**Work to complete**
Among the records that follow, how many lines contain the word "webcasts"? Give the number and no other words.

**Data listing**
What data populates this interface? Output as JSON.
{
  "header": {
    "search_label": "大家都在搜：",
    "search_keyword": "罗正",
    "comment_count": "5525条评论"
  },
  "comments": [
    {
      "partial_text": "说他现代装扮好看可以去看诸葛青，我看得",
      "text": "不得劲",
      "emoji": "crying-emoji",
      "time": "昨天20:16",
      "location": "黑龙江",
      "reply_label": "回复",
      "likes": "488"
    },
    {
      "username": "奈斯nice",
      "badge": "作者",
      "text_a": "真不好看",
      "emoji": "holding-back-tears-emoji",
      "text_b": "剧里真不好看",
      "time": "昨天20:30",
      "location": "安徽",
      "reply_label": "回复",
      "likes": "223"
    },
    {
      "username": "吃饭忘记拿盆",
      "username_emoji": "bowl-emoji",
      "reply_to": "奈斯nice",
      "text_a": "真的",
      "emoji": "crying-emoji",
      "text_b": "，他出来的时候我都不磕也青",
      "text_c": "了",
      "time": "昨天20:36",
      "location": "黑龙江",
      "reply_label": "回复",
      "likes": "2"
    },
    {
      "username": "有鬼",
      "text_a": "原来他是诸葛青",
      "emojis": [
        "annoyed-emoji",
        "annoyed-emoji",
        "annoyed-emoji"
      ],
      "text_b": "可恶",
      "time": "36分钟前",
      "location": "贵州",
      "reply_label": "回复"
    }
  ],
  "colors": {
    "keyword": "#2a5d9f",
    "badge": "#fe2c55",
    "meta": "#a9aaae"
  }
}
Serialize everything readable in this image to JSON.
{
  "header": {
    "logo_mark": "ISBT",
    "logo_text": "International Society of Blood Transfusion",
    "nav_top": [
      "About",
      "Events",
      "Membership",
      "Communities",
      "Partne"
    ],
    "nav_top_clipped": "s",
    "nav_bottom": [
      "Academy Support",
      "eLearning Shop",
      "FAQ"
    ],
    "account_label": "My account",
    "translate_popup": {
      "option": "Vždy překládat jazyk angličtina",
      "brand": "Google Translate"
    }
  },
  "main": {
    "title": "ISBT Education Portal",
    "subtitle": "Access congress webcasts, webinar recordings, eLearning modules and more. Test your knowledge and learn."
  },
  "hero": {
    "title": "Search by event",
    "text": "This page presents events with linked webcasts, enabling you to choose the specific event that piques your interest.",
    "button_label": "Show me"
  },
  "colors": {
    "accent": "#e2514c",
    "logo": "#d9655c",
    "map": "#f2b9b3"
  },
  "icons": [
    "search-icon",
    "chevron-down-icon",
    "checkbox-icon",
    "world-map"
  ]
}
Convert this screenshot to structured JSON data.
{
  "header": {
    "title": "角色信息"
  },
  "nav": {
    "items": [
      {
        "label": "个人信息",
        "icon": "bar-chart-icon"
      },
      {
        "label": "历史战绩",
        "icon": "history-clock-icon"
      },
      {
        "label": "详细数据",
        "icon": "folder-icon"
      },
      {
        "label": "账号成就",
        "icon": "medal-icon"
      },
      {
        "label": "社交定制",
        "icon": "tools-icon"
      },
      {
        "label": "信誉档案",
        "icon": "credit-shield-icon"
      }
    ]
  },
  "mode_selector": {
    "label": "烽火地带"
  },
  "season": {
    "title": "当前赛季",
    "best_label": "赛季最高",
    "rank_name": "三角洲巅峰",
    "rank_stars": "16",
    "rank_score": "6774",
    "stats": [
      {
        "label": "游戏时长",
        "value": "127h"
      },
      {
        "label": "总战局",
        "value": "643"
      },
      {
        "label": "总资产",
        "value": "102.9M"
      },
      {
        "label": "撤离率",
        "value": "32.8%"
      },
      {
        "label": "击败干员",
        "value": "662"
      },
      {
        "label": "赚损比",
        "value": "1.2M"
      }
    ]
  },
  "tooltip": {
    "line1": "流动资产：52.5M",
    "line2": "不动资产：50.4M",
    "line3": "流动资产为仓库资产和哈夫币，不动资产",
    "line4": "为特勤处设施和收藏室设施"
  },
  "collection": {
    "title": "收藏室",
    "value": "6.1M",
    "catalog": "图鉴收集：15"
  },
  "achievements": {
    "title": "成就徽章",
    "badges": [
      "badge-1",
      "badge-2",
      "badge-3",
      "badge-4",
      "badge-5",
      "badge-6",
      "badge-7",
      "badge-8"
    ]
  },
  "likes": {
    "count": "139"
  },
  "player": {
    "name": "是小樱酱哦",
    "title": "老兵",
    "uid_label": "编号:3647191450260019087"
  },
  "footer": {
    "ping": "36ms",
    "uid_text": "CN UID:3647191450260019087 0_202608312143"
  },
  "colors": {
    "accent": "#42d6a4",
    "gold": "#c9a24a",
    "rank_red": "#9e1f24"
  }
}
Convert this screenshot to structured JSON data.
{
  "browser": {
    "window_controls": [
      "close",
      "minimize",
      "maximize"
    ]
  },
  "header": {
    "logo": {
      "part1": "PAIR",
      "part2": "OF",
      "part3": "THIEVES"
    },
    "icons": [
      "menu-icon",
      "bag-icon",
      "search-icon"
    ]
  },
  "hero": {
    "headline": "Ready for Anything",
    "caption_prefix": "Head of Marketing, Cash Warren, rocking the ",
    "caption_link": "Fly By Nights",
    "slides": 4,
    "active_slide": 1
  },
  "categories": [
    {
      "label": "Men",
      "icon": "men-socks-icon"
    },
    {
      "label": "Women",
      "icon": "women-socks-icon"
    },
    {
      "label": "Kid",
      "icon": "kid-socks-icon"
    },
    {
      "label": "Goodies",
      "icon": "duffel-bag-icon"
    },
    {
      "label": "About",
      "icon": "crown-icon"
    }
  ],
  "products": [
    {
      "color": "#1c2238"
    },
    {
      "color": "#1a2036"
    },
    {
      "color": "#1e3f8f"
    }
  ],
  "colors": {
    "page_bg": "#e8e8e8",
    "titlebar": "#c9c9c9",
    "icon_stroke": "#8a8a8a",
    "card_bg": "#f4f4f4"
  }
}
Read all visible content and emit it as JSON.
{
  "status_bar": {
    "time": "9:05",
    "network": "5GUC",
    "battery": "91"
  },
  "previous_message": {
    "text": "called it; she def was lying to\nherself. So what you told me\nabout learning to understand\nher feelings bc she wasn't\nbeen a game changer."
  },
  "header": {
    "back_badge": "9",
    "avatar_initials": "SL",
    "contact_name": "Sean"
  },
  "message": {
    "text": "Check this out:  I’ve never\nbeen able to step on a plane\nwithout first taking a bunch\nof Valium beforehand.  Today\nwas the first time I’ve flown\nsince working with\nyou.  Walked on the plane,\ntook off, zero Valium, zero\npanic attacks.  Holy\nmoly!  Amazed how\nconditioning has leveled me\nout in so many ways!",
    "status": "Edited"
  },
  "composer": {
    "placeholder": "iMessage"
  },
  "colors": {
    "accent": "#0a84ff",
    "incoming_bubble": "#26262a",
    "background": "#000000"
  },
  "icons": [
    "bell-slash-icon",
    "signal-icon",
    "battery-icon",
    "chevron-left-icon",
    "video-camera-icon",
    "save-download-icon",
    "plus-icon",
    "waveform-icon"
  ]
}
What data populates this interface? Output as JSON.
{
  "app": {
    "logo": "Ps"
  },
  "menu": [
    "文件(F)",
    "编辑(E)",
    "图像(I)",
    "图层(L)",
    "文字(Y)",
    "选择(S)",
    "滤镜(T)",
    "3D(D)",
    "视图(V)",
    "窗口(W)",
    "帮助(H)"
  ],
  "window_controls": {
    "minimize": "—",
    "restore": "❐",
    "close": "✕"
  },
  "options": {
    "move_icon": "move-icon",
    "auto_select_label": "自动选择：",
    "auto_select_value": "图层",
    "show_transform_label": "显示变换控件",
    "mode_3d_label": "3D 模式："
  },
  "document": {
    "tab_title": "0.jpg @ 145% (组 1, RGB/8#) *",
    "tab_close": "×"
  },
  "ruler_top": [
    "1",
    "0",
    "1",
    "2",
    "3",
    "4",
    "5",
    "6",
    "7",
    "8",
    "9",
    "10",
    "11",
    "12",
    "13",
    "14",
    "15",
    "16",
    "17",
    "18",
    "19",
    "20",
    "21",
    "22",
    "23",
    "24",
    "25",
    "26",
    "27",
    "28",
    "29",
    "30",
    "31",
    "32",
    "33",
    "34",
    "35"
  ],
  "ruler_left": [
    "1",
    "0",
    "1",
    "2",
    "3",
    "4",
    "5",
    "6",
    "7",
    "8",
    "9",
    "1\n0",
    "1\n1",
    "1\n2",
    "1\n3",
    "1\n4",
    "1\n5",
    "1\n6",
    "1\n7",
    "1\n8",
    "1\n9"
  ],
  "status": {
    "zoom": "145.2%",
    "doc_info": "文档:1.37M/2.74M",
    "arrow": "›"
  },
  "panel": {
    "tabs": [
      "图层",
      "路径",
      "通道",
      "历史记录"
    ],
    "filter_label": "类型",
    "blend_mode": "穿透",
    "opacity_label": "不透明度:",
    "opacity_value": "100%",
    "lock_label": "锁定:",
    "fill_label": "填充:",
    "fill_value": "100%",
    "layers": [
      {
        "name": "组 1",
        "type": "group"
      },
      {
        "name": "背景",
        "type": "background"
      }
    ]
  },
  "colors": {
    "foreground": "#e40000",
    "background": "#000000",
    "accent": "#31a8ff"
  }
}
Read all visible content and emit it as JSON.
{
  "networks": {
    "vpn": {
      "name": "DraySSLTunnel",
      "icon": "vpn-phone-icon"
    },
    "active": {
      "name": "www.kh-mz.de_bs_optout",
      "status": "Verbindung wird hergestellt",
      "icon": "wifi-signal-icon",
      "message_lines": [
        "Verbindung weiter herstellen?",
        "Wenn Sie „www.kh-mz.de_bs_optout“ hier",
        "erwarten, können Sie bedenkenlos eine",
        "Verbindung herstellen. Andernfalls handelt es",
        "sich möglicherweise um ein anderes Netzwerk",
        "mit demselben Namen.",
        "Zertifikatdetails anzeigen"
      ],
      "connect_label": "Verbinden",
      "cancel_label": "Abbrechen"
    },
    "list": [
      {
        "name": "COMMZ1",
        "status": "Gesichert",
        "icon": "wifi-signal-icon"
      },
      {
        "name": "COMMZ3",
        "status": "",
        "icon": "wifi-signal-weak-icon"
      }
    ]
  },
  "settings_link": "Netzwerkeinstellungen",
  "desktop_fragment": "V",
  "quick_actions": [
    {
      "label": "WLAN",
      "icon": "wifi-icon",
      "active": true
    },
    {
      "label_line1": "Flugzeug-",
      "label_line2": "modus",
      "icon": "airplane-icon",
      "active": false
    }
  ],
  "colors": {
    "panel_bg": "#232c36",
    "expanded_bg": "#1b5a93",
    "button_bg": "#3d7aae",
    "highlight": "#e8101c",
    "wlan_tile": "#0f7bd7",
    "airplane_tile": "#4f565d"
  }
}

**Answer**
2